Facebook recently said that most of the 2 billion people on their platform had their personal data scraped. The reason, aside from Facebook’s appallingly sloppy controls over access to data, is defaults.
Yesterday, Mark Zuckerberg admitted that most people kept their privacy settings in the default configuration, allowing almost anybody to scrape their data. Facebook set up the defaults that way to allow them to sell more advertising. They just set things up in an incredibly stupid and careless fashion.
Dan Ariely and other behavioral economists have done much research on the power of defaults. Pre-checking boxes works, sometimes in ways that are unintended, as Facebook has learned. As marketers, we use defaults for things like ship-till-forbid and negative option sales systems. Those tools will have to be rethought in the EU when GDPR goes into effect in May.

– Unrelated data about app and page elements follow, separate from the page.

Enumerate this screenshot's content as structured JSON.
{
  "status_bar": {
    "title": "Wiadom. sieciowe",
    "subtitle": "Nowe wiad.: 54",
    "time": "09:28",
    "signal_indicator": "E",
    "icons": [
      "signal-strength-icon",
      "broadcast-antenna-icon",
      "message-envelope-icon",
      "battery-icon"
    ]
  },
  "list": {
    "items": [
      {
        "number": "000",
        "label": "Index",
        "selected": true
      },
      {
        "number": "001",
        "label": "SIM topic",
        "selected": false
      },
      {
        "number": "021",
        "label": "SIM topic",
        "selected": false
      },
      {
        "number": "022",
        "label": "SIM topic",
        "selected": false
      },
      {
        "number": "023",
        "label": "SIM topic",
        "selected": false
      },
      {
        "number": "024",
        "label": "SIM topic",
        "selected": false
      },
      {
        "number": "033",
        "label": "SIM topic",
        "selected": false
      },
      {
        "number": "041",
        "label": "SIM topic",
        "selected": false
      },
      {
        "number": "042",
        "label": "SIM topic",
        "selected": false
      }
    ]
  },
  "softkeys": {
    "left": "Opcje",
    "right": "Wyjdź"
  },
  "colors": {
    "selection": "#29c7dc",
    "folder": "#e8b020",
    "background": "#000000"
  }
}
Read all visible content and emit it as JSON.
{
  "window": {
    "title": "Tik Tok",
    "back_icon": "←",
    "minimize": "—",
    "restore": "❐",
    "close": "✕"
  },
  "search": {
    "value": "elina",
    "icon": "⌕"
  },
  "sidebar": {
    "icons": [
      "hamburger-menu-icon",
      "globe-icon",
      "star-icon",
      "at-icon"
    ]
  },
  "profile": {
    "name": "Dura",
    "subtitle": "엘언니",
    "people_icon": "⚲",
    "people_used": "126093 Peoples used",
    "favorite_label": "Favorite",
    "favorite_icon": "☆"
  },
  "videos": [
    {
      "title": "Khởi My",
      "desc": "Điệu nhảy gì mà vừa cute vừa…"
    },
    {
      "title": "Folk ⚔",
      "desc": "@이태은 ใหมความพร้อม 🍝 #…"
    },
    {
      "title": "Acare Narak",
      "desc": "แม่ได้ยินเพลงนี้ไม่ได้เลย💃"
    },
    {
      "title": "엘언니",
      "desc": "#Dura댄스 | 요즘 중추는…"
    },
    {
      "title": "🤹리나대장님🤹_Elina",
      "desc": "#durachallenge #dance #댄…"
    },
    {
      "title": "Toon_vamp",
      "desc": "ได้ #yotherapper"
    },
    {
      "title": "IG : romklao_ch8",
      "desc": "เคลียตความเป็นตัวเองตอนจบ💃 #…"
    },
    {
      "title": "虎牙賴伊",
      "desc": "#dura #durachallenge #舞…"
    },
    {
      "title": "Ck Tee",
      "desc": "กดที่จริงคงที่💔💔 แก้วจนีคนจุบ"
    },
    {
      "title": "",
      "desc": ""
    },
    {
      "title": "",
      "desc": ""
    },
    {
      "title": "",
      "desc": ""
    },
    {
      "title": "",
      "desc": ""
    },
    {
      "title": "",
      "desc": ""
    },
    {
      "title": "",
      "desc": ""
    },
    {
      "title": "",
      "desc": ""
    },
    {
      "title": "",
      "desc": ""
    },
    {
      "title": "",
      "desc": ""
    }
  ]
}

I hope that Facebook’s irresponsible data protection policies will result in something like GDPR in the U.S. although that probably won’t happen in today’s regulatory regime. I believe that EU has done the right thing with consent under GDPR.
An interesting talk on defaults from Dan Ariely: